**Exercise objective**
Filter the entries for the word "rimraf". Copy each line that has it.

Component data from apps and pages:
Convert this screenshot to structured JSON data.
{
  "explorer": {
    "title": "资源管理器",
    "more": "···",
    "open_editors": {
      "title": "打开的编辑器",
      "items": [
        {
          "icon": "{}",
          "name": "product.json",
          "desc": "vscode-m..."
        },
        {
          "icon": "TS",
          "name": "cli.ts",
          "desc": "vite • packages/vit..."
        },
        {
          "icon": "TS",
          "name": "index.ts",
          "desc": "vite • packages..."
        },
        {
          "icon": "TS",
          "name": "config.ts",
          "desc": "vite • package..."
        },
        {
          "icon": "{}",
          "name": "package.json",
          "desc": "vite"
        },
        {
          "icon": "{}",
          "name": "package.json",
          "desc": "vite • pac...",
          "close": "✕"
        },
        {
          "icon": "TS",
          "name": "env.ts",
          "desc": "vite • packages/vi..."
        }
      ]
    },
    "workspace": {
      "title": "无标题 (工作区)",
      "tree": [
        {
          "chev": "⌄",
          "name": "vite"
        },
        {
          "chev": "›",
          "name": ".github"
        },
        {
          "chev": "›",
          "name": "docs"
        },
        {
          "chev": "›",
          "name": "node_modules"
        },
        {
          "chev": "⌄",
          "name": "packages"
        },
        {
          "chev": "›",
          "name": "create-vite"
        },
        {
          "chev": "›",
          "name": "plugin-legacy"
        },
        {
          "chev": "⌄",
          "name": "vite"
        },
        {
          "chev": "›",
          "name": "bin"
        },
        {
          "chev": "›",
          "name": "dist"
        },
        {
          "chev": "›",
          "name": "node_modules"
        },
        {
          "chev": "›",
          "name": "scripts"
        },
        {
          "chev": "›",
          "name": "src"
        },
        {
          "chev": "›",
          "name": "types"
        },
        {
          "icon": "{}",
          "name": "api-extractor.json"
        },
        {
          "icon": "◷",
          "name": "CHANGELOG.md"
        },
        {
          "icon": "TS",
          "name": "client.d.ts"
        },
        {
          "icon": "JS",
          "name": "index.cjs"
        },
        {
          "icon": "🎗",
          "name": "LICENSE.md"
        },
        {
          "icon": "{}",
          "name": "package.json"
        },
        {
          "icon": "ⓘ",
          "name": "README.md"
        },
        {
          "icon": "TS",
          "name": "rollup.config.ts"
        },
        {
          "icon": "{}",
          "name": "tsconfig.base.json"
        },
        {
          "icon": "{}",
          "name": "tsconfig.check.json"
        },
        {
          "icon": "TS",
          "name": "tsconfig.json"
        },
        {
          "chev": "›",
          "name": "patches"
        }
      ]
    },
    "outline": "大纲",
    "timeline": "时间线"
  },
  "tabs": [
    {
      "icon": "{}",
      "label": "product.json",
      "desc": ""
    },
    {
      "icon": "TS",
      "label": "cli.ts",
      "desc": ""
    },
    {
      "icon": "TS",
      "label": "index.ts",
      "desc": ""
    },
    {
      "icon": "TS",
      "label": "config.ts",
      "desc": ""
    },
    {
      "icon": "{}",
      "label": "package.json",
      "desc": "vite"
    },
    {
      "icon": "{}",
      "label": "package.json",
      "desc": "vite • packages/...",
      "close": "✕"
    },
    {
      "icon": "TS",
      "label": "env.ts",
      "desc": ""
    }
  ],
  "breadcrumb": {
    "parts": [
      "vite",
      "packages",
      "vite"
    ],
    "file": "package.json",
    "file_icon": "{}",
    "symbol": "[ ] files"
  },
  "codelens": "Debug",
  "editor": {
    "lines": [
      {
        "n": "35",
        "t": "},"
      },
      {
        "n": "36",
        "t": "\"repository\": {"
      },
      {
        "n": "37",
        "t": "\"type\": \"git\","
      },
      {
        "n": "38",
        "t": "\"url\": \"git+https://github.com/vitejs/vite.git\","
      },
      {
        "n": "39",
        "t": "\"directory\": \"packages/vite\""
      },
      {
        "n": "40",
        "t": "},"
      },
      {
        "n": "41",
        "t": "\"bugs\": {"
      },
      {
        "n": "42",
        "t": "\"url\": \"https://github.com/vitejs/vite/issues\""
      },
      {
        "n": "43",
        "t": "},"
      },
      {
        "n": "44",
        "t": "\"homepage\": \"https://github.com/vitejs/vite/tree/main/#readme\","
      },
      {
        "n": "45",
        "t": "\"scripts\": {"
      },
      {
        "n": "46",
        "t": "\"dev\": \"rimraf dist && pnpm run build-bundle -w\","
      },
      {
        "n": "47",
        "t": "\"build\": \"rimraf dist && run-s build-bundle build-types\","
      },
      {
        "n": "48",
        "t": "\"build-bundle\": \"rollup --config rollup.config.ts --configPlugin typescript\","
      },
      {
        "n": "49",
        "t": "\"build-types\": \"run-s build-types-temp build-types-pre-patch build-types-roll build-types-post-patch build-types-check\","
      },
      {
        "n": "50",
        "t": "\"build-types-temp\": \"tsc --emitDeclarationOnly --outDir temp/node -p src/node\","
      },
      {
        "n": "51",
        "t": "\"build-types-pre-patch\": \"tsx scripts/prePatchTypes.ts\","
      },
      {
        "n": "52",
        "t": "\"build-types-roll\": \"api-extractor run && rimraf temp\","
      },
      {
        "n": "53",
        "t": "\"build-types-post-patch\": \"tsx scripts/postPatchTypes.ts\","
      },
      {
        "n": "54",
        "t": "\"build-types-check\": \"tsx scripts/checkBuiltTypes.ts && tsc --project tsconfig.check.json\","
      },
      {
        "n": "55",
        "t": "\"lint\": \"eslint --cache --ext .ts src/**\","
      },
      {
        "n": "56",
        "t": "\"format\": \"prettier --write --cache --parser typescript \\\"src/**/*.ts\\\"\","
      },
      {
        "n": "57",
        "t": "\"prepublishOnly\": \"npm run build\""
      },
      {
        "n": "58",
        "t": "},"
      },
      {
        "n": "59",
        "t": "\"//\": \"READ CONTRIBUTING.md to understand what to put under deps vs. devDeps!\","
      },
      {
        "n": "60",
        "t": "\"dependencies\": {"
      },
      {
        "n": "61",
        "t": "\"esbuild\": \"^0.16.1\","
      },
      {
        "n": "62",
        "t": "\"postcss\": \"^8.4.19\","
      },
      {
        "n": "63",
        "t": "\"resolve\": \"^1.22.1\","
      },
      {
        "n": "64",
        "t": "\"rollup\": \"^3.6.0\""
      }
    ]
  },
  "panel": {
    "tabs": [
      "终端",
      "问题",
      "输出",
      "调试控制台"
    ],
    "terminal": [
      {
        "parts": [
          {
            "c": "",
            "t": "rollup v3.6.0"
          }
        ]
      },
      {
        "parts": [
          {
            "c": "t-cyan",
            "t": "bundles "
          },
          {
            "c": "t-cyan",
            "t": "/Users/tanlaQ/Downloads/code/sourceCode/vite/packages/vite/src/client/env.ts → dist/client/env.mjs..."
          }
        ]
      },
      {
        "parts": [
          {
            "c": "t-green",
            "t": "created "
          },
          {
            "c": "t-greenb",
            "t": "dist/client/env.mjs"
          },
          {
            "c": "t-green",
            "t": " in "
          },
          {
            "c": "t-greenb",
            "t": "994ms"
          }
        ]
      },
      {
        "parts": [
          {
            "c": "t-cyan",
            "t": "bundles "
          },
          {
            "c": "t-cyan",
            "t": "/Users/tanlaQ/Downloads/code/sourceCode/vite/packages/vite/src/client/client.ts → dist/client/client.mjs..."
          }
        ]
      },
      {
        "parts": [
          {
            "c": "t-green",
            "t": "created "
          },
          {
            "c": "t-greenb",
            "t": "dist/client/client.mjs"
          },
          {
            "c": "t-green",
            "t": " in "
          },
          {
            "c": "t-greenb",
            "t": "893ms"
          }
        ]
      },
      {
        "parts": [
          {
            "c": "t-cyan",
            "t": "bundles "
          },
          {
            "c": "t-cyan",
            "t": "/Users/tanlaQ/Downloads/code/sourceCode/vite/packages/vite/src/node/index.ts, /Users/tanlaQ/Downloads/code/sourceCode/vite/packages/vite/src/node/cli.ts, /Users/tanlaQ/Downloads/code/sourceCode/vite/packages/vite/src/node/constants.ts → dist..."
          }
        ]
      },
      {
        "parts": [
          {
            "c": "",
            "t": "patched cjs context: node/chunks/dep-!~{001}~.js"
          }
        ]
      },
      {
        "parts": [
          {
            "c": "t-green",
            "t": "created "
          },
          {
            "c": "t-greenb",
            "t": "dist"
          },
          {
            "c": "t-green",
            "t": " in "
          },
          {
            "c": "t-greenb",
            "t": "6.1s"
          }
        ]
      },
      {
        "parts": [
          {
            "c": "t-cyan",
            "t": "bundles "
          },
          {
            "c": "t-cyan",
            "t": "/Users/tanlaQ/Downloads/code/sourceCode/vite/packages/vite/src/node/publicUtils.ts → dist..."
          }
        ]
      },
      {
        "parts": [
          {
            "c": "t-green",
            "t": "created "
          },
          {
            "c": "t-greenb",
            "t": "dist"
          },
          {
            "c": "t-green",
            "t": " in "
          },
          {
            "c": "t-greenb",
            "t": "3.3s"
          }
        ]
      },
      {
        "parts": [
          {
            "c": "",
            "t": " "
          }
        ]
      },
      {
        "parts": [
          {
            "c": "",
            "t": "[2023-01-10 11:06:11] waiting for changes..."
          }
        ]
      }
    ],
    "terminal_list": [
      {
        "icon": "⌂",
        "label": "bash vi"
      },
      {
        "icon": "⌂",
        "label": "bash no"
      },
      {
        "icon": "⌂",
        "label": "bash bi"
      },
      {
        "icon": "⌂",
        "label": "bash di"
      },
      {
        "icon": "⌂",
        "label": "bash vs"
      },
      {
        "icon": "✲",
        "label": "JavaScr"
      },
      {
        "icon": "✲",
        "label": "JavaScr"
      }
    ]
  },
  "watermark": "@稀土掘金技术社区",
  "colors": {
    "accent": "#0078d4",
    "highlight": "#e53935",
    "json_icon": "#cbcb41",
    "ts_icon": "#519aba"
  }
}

**Task result**
        "t": "\"dev\": \"rimraf dist && pnpm run build-bundle -w\","
        "t": "\"build\": \"rimraf dist && run-s build-bundle build-types\","
        "t": "\"build-types-roll\": \"api-extractor run && rimraf temp\","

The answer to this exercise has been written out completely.